On the scheme for mechanisation, Dr. Kumar said that collaboration was ongoing with other Ministries, and that the Housing and Urban Affairs Ministry was doing the bulk of work in the current phase. The guidelines for this scheme are yet to be finalised, according to the Ministry. The scheme will require over 4,800 urban local bodies across the country to identify and profile all septic tank/sewer workers in their respective areas, provide them occupational training and safety equipment, and sign them up for health insurance under the Ayushman Bharat scheme, among other interventions.

To incentivise mechanisation, the scheme also provides for capital subsidies for workers willing to mechanise their work and become empanelled with the local body concerned.

Facts about News



  • It was launched in 2022 as a Central Sector Scheme.
  • The scheme is being undertakenjointly by the Ministry of Housing and Urban Affairs and the Ministry of Social Justice & Empowerment (MoSJE)and aims to eradicate unsafe sewer and septic tank cleaning practices.


  • Zero fatalities in sanitation work in India.
  • All sanitation work is performed by skilled workers.
  • No sanitation workers come in direct contact with human faecal matter.
  • Sanitation workers are collectivised into Self Help Groups (SHGs) and are empowered to run sanitation enterprises.
  • Strengthened supervisory and monitoring systems at National, State and Urban Local Body (ULB) levels to ensure enforcement and monitoring of safe sanitation work.
  • Increased awareness among sanitation services seekers (individuals and institutions) to seek services from registered and skilled sanitation workers.

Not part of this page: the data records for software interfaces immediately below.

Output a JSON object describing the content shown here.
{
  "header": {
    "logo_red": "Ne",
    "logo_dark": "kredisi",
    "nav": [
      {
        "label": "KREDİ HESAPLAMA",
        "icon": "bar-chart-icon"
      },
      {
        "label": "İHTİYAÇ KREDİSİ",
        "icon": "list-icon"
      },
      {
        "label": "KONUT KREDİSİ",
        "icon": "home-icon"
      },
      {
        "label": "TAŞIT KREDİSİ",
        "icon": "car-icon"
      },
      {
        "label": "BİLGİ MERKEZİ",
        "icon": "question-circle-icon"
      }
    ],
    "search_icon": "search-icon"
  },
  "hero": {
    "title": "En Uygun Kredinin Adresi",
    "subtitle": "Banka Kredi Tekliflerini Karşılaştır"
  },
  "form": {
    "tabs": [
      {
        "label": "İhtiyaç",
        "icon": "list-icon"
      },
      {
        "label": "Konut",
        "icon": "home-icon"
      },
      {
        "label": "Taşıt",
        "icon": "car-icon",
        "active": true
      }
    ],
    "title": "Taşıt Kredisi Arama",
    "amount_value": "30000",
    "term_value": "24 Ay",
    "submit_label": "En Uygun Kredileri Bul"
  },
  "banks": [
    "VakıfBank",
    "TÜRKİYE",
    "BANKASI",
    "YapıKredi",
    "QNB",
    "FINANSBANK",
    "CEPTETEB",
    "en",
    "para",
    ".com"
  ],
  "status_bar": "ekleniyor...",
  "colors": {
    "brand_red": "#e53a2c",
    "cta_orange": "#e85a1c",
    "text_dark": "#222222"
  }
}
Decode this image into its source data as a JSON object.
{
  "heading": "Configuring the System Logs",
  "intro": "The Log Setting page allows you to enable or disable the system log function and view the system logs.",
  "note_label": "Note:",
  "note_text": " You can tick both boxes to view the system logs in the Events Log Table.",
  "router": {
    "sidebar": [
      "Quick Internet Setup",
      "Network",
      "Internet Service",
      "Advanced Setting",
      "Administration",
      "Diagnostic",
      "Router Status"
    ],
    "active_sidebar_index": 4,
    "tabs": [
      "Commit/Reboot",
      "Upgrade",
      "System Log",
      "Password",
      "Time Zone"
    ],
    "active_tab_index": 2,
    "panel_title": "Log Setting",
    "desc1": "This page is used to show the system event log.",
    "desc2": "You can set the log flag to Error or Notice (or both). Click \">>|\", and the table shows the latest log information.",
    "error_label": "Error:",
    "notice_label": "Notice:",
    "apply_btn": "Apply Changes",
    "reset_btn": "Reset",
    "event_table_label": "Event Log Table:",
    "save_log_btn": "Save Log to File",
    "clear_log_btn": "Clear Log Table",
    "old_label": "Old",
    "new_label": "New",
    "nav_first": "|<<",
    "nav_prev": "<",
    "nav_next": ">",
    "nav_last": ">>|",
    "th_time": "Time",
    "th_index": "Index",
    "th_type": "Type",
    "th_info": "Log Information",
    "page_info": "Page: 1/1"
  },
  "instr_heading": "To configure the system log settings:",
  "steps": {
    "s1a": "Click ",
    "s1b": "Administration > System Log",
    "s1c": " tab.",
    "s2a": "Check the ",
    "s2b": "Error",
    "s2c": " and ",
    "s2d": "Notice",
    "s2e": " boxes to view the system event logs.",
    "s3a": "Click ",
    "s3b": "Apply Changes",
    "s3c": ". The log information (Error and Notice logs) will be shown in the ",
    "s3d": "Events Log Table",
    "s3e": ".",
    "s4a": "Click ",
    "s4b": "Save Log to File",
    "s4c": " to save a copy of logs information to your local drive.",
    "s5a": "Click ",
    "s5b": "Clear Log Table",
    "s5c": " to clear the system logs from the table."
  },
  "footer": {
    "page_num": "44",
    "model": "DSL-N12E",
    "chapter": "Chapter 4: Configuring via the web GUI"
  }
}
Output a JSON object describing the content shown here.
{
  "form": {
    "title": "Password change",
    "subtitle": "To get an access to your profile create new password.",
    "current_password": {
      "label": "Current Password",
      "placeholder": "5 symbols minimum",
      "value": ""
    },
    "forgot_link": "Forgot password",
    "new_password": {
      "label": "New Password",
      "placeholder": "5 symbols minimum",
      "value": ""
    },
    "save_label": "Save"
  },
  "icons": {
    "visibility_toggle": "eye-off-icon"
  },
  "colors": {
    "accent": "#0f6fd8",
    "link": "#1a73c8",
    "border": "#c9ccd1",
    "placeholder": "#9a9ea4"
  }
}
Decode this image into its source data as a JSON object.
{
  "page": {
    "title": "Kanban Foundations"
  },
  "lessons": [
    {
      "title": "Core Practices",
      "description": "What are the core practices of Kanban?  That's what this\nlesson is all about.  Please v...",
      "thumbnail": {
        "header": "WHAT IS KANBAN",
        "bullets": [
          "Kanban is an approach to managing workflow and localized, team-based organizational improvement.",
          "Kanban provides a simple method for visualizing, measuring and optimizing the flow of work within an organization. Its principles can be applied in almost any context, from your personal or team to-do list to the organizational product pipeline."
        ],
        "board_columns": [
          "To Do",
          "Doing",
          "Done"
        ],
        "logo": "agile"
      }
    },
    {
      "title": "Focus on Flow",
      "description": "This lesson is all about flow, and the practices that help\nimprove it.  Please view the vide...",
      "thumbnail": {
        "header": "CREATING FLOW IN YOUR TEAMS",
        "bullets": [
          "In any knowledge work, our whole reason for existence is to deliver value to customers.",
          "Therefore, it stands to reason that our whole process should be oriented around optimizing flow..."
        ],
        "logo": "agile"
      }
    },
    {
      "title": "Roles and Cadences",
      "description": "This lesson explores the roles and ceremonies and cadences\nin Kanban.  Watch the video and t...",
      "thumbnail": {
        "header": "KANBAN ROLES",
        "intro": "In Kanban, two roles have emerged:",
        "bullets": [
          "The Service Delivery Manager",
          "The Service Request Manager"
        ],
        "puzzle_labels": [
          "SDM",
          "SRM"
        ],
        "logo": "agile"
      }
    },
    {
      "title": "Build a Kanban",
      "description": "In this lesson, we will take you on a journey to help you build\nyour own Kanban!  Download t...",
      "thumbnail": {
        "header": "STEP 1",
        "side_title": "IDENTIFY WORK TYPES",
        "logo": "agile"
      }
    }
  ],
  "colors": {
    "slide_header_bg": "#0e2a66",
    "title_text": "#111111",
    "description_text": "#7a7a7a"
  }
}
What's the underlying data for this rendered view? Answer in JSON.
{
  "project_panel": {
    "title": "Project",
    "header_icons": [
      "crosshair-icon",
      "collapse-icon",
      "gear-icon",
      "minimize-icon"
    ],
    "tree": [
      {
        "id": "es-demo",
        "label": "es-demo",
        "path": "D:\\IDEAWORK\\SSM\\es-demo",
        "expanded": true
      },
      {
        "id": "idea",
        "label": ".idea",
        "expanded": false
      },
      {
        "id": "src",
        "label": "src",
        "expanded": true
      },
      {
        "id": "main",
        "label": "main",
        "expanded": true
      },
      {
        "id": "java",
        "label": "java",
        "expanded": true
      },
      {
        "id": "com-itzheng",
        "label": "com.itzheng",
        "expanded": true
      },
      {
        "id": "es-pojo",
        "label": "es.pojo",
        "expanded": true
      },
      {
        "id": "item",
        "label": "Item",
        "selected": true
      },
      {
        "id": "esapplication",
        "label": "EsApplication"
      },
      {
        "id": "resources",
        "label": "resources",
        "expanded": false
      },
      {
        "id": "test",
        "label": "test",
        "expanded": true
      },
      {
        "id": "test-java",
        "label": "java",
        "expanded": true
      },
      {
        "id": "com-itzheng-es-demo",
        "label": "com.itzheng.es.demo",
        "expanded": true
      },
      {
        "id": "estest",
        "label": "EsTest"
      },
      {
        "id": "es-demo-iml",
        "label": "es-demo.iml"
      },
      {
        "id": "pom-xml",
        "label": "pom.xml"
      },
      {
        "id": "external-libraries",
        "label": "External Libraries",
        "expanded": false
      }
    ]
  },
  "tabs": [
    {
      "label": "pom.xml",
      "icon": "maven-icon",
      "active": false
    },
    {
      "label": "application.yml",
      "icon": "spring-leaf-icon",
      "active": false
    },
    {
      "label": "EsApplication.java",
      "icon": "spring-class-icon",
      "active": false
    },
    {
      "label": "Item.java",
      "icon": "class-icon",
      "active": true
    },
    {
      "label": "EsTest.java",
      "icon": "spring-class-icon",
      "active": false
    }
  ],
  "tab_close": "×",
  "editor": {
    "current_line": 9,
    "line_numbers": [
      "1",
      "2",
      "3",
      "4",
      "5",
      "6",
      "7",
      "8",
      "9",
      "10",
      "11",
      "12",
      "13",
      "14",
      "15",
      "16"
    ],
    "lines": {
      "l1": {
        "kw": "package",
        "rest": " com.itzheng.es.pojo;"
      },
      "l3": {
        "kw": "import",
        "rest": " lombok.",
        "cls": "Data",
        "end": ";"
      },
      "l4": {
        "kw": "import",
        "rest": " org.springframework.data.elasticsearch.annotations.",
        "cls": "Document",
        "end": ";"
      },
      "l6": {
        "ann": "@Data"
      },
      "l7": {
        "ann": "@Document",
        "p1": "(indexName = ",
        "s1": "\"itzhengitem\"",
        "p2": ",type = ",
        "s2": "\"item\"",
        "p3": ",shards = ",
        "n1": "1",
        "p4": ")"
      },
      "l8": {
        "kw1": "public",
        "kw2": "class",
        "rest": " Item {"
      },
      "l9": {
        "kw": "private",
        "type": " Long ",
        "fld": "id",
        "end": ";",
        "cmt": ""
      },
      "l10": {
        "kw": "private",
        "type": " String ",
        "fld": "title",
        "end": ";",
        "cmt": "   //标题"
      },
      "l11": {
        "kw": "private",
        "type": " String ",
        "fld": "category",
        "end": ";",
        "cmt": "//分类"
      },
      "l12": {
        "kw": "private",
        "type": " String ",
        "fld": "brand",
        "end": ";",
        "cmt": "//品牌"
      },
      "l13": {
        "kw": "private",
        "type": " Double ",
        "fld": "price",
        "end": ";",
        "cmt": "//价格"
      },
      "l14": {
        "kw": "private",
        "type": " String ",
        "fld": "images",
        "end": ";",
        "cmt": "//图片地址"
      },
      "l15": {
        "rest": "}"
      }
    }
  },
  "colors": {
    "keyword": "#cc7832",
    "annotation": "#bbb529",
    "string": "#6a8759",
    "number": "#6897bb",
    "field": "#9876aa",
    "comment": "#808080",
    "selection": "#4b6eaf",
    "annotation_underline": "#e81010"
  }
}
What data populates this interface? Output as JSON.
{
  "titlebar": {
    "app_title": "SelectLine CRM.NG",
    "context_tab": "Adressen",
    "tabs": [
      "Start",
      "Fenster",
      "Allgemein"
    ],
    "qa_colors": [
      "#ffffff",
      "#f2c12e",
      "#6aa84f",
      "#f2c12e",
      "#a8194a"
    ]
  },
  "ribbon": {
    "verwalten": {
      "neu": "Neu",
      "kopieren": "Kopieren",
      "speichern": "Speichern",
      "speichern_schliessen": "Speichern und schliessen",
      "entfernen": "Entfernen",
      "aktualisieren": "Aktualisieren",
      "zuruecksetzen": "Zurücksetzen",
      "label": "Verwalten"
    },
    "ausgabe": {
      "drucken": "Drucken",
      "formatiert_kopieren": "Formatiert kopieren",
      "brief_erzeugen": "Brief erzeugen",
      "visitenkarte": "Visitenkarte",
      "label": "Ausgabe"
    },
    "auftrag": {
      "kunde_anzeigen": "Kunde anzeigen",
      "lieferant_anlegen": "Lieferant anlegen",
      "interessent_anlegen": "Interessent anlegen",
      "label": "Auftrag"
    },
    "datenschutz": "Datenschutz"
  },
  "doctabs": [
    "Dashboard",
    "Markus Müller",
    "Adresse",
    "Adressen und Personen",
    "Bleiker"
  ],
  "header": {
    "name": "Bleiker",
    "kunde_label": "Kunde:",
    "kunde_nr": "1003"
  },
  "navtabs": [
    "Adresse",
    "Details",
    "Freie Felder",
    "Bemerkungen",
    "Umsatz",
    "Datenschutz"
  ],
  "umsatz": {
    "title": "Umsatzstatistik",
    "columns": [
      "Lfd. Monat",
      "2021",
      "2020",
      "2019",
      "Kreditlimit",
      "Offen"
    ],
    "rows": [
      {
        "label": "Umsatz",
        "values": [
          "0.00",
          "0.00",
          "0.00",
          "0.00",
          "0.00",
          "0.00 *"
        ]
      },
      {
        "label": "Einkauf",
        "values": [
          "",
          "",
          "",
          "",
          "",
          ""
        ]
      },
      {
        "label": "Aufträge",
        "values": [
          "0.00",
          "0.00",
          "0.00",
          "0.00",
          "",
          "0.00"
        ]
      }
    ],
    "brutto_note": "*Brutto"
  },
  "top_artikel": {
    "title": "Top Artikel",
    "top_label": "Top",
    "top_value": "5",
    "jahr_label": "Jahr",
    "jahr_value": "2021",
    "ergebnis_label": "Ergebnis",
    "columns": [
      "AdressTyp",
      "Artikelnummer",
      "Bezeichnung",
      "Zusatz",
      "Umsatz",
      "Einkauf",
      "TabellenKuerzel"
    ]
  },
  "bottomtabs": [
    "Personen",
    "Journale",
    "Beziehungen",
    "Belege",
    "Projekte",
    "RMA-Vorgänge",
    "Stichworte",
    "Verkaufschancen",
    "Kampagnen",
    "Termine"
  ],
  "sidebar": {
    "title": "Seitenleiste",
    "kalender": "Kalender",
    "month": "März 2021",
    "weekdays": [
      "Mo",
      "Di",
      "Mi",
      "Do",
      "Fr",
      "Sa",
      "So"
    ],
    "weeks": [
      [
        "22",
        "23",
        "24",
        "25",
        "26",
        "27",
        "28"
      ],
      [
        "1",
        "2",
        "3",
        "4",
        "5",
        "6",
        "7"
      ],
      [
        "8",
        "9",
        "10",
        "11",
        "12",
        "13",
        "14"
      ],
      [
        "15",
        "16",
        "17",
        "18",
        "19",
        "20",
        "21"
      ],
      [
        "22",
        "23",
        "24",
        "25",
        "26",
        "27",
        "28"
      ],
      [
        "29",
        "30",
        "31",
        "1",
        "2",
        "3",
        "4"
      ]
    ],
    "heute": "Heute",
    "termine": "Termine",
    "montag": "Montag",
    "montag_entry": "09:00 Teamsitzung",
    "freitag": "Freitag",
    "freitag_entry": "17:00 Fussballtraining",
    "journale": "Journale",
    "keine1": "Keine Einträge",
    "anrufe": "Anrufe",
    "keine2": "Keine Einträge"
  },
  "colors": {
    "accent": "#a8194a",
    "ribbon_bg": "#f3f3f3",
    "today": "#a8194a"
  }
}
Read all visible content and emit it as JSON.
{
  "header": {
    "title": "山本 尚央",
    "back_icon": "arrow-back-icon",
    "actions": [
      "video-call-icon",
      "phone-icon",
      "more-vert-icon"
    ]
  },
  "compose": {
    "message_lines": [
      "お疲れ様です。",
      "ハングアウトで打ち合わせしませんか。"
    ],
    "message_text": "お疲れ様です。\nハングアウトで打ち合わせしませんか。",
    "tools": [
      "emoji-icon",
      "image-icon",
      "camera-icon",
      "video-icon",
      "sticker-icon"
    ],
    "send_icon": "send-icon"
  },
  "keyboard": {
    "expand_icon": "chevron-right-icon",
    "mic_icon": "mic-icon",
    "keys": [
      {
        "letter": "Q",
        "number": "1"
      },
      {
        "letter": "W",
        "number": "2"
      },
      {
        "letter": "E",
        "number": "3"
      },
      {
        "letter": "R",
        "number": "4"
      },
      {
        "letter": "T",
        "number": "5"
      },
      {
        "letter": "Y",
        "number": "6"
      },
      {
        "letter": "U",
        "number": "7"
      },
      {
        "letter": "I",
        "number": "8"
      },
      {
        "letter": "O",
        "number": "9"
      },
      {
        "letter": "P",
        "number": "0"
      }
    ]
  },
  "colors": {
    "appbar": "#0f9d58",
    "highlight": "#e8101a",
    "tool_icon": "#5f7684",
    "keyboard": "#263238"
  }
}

Unfazed by sanctions, Iran unveils new ‘hypersonic missile’ that can cover 1,400 km

Lethal weapon: The new hypersonic ballistic missile called ‘Fattah’ unveiled by Iran in Tehran on Tuesday.REUTERS

Iran claimed on Tuesday that it had created a hypersonic missile capable of travelling at 15 times the speed of sound, adding a new weapon to its arsenal as tensions remain high with the United States over it nuclear programme.

The new missile — called ‘Fattah,’ or ‘Conqueror’ in Farsi — was unveiled even as Iran said it would reopen its diplomatic posts on Tuesday in Saudi Arabia after reaching a détente with Riyadh following years of conflict.

“Today we feel that the deterrent power has been formed,” Iranian President Ebrahim Raisi said at the event.

“This power is an anchor of lasting security and peace for the regional countries,” he said.

Gen. Amir Ali Hajizadeh, the head of the paramilitary Revolutionary Guard’s aerospace programme, unveiled what appeared to be a model of the missile. Mr. Hajizadeh claimed the missile had a range of up to 1,400 km.

“There exists no system that can rival or counter this missile,” Gen. Hajizadeh claimed.

Missile’s trajectory

That claim, however, depends on how maneuverable the missile is. Ballistic missiles fly on a trajectory in which anti-missile systems like the Patriot can anticipate their path and intercept them.

Tuesday’s event showed what appeared to be a moveable nozzle for the ‘Fattah,’ which could allow it to change trajectories in flight. The more irregular the missile’s flight path, the more difficult it becomes to intercept.